Over lunchtime and then progressing into the afternoon Ash tried to explain to me what Sir Alan Turing achieved at Bletchley Park to break the Enigma code during World War 2, and his subsequent influence on modern computing which then led to the production of things like Java Script and Google Chrome apparently, that was a lot of fun having it explained to me by teacher Ash.

Yes I have had a good long soak in the bath before writing this, and yes my shoulders and back are still aching but I wish I didn’t have a day off tomorrow because I want to be helping the homeless as much as I possibly can!!

Hull Commemorating 70th Anniversary of VE Day With Events At Various Locations

Hull is to join other cities across the UK in commemorating the 70th Anniversary of VE Day over this weekend.

The main commemoration event will take place at 9:30 on Friday night when Lord Mayor, Coun Mary Glew will light a commemorative beacon, that will burn for one hour, in Queen Victoria Square.

The Freedom Flame Committee are to hold an invitation only event at Holy Trinity Church on Friday evening with guests including Lady Arabella Stuart-Smith, grand-daughter of Field Marshall Sir Bernard Montgomery and Bill Millin, son of WWII piper John Millin.
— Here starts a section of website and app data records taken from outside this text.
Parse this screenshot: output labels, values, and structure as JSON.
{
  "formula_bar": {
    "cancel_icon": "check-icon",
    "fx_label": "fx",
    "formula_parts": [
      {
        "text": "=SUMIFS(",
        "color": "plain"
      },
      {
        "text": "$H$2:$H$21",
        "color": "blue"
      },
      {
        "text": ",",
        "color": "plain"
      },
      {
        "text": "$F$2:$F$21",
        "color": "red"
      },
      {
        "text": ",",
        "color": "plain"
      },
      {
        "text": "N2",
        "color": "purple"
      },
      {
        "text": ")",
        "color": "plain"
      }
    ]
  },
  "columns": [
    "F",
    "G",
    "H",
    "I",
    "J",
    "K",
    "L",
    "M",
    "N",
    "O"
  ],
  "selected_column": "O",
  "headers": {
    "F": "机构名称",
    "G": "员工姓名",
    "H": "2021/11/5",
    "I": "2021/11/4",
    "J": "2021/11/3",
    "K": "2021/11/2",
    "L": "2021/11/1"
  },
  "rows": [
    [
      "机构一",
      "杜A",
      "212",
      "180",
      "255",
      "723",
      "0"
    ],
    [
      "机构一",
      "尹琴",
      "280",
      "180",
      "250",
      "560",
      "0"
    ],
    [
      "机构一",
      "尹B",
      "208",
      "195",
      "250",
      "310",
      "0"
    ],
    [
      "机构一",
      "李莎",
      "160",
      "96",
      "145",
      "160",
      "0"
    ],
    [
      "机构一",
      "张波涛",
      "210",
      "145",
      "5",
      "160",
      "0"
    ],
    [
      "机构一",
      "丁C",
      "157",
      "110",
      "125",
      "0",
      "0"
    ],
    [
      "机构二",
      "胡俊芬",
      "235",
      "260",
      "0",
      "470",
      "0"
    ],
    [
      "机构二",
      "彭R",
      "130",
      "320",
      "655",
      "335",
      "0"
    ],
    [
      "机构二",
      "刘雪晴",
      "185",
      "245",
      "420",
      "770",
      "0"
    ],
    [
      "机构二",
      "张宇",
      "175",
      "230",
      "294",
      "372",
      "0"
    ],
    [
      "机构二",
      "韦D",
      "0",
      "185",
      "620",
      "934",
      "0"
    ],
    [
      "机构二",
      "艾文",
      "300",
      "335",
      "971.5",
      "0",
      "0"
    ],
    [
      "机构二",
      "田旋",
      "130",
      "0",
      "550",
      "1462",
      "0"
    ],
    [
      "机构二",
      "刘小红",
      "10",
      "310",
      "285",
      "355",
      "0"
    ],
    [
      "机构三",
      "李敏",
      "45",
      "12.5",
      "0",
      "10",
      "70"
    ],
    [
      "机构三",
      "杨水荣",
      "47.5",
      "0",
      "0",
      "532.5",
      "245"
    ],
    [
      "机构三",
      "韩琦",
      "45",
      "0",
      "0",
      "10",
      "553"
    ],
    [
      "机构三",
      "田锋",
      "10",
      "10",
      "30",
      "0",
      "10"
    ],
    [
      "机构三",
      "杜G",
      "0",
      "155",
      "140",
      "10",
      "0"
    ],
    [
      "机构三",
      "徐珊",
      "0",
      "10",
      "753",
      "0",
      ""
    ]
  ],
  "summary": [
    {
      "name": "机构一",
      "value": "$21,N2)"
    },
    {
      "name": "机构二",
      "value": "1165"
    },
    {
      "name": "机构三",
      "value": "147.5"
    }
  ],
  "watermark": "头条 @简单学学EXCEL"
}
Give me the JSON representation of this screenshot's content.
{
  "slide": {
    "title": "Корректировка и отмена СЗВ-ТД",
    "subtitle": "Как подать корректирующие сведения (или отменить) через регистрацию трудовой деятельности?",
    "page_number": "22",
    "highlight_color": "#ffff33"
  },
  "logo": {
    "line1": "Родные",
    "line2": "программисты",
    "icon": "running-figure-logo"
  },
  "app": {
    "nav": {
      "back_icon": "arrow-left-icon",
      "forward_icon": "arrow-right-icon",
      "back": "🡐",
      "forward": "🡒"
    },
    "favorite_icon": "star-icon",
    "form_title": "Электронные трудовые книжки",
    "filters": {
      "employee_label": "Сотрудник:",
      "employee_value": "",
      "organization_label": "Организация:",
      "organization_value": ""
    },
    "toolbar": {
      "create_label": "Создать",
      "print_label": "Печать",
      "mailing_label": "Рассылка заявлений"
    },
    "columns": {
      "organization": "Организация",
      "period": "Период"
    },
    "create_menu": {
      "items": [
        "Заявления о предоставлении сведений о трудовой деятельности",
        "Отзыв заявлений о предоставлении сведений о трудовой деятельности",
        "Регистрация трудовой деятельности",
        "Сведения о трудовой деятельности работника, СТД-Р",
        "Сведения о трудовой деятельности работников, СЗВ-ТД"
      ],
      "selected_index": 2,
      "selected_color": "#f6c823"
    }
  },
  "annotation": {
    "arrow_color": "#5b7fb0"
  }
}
Other events will include a WWII Street Party from 10am to 4pm on Saturday at Hull History Centre on Worship Street. Families are invited to bring picnics to the event where there will also be a display of the centre’s extensive archives.

The History Centre is also having free craft and lego activities for children and a WWII play performed by pupils from Chiltern Street School on Saturday.

Another event on Saturday will see a Spitfire give a spectacular 15-minute display over the Humber at 12pm with members of the public encouraged to visit the Marina for a prime view and to hear a few words of remembrance from Coun Glew.

A 1940s themed event will take place in East Park on Sunday from 11am to 4pm. This free event will include live music by the Frank Cleveland Band and Swing Dancers along with free attractions like Donkey Rides, Children’s Rides and Crazy Golf and a competition for anybody in 1940s fancy dress.

Another event, although not council arranged, is a special advanced screening of blockbuster film A Royal Night Out, part of which was filmed in Hull last year. The film, set on VE Day, is being shown at 7.30pm on Friday at Vue cinema.

There is also a wartime display at the History Centre which will be free to visit until the end of June.